This was a damaged human being. His early life was brutal and traumatic. A physically abusive father was complemented by a mother who died early, destroyed by alcohol and drugs and the mental illness of which they were a symptom.

Hendrix thus had to make his early steps with no encouragement from parents and in a world where his undoubted virtuoso playing was self-taught on the cheapest, most rudimentary of guitars. This lack of support and this struggle to survive made him desperate for approval and in need of the fleeting comfort that a hyperactive sex life and cornucopia of drugs could provide.

There are moments of genuine interest and, indeed, intrigue in Norman’s biography. It is wonderful to be reminded of how small was that world of popular entertainment in the USA. Hendrix shared his high school with Quincy Jones, who was just a couple of years ahead. The guitarist was also a jobbing musician who moved from Little Richard, though Ray Charles and Sam Cooke to the Isley Brothers. He was, then, obviously accomplished even though he only began playing as a teenager. The Jimi Hendrix Experience also played as support for the Monkees, so he was conspicuously flexible in accepting the realities of making it in the commercial world. He is remembered by some for his long solos and propensity to set fire on stage to his guitar.

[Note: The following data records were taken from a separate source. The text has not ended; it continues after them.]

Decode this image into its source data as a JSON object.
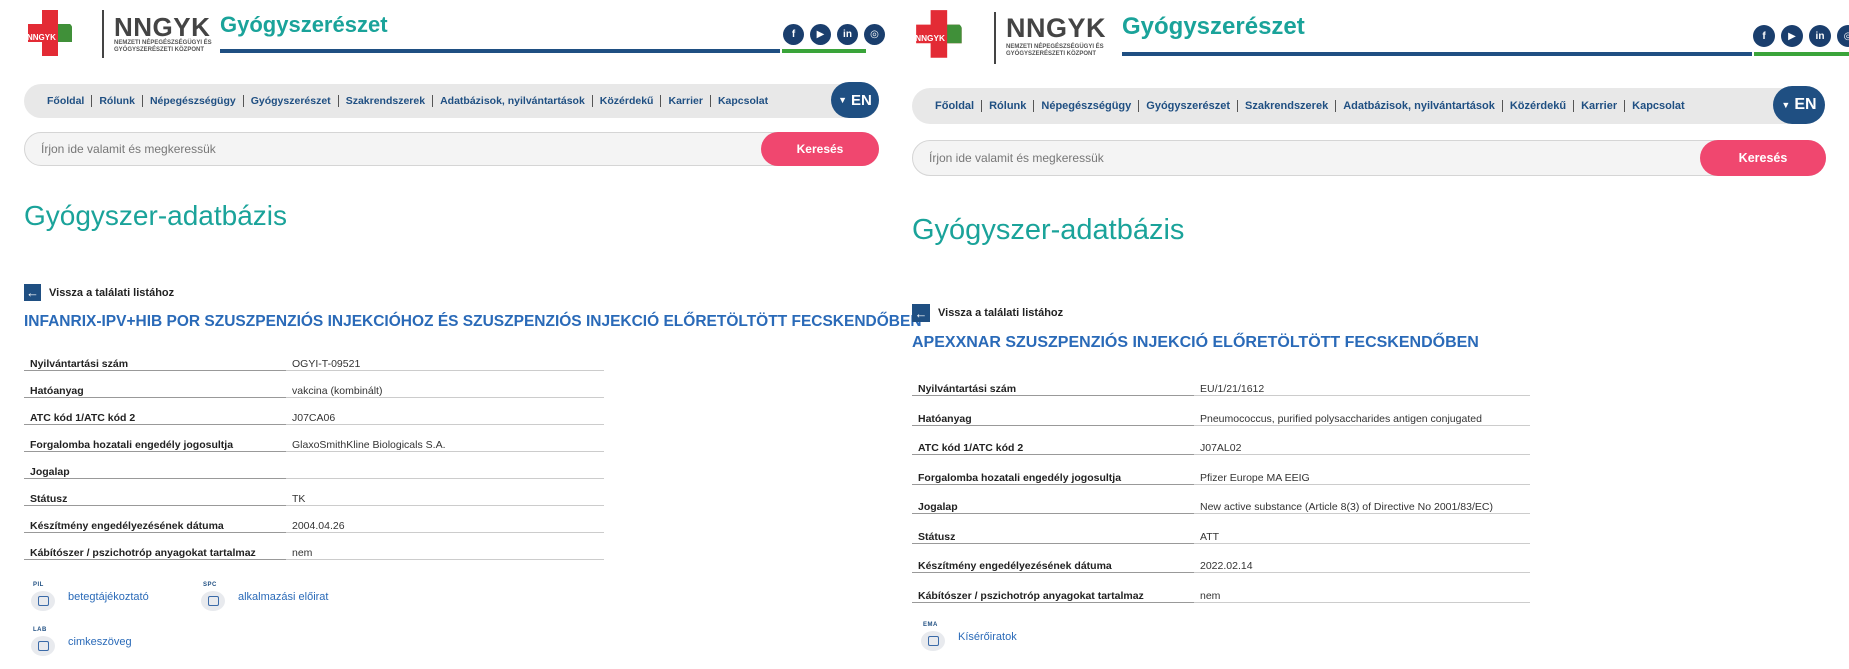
{
  "brand": {
    "name": "NNGYK",
    "subtitle": "Nemzeti Népegészségügyi és Gyógyszerészeti Központ",
    "logo_badge": "NNGYK",
    "section": "Gyógyszerészet"
  },
  "social": [
    "facebook-icon",
    "youtube-icon",
    "linkedin-icon",
    "instagram-icon"
  ],
  "nav": {
    "items": [
      "Főoldal",
      "Rólunk",
      "Népegészségügy",
      "Gyógyszerészet",
      "Szakrendszerek",
      "Adatbázisok, nyilvántartások",
      "Közérdekű",
      "Karrier",
      "Kapcsolat"
    ],
    "lang": "EN"
  },
  "search": {
    "placeholder": "Írjon ide valamit és megkeressük",
    "button": "Keresés"
  },
  "page_title": "Gyógyszer-adatbázis",
  "back_label": "Vissza a találati listához",
  "left": {
    "drug_title": "INFANRIX-IPV+HIB POR SZUSZPENZIÓS INJEKCIÓHOZ ÉS SZUSZPENZIÓS INJEKCIÓ ELŐRETÖLTÖTT FECSKENDŐBEN",
    "rows": [
      {
        "label": "Nyilvántartási szám",
        "value": "OGYI-T-09521"
      },
      {
        "label": "Hatóanyag",
        "value": "vakcina (kombinált)"
      },
      {
        "label": "ATC kód 1/ATC kód 2",
        "value": "J07CA06"
      },
      {
        "label": "Forgalomba hozatali engedély jogosultja",
        "value": "GlaxoSmithKline Biologicals S.A."
      },
      {
        "label": "Jogalap",
        "value": ""
      },
      {
        "label": "Státusz",
        "value": "TK"
      },
      {
        "label": "Készítmény engedélyezésének dátuma",
        "value": "2004.04.26"
      },
      {
        "label": "Kábítószer / pszichotróp anyagokat tartalmaz",
        "value": "nem"
      }
    ],
    "docs": [
      {
        "tag": "PIL",
        "label": "betegtájékoztató"
      },
      {
        "tag": "SPC",
        "label": "alkalmazási előirat"
      },
      {
        "tag": "LAB",
        "label": "cimkeszöveg"
      }
    ]
  },
  "right": {
    "drug_title": "APEXXNAR SZUSZPENZIÓS INJEKCIÓ ELŐRETÖLTÖTT FECSKENDŐBEN",
    "rows": [
      {
        "label": "Nyilvántartási szám",
        "value": "EU/1/21/1612"
      },
      {
        "label": "Hatóanyag",
        "value": "Pneumococcus, purified polysaccharides antigen conjugated"
      },
      {
        "label": "ATC kód 1/ATC kód 2",
        "value": "J07AL02"
      },
      {
        "label": "Forgalomba hozatali engedély jogosultja",
        "value": "Pfizer Europe MA EEIG"
      },
      {
        "label": "Jogalap",
        "value": "New active substance (Article 8(3) of Directive No 2001/83/EC)"
      },
      {
        "label": "Státusz",
        "value": "ATT"
      },
      {
        "label": "Készítmény engedélyezésének dátuma",
        "value": "2022.02.14"
      },
      {
        "label": "Kábítószer / pszichotróp anyagokat tartalmaz",
        "value": "nem"
      }
    ],
    "docs": [
      {
        "tag": "EMA",
        "label": "Kísérőiratok"
      }
    ]
  },
  "colors": {
    "teal": "#1aa39a",
    "navy": "#1f4f82",
    "pink": "#f0476f",
    "green": "#3aa43a",
    "link": "#2a6ab8"
  }
}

This is all covered meticulously but there was a darkness and Norman seems reluctant to step towards it. There are two incidents in the book of homosexual behaviour. There is a claim that Hendrix had an affair with Little Richard and made sexual advances to a bandmate that were robustly spurned. Norman suggests that the latter incident was made under the influence of alcohol, specifically whisky. One accepts this might be true as alcohol diminishes inhibitions but surely has no effect on changing sexual orientation.

The point, of course, is not to “out” Hendrix or condemn him for his sexuality. But there is a possibility that his confusion about his sexual preferences might not just have contributed to his gargantuan, unsatiated appetite for women but also to an internal turmoil that, frankly, destroyed him.

Norman also blames whisky for Hendrix’s attacks on women. Again, whisky was obviously involved but there was something in his psyche that made him prone to awful assaults on women.

There is always a reluctance to analyse others without the benefit of proper training. But surely Hendrix suffered from deep, disturbing insecurity and never recovered from the absence of his mother.

There has been much said of the speed of Hendrix’s descent from the top of the world to the depths of despair. But, as the 27 club shows, it is a familiar, almost stereotypical, path for those of a particular disposition. Hendrix plummeted with a speed that outpaced most, though.

Four years on from his expectant arrival in London, he was carried, probably already dead, in an ambulance to hospital. As Norman astutely points out, the distance between those two points may be brief in time but it was huge in terms of his contribution to popular music. Hendrix had captivated fans, entranced his peers and placed a strong imprint on the most revolutionary art form of its time.

He produced two classic albums (Are You Experienced and Electric Ladyland), electrified both the Woodstock and Monterrey festivals and came to embody a style that was flamboyant yet deeply significant in that he pushed what was acceptable or traditional even in rock music. He was poised to develop his work with Miles Davis in what would have been, at least, a fascinating collaboration.

But everything stopped on a dank September day. Norman has clarified much but there is a mass of substance that still lies unscrutinised amid the blare of feedback, the incontinent mayhem of fame and the smoke of a burning guitar.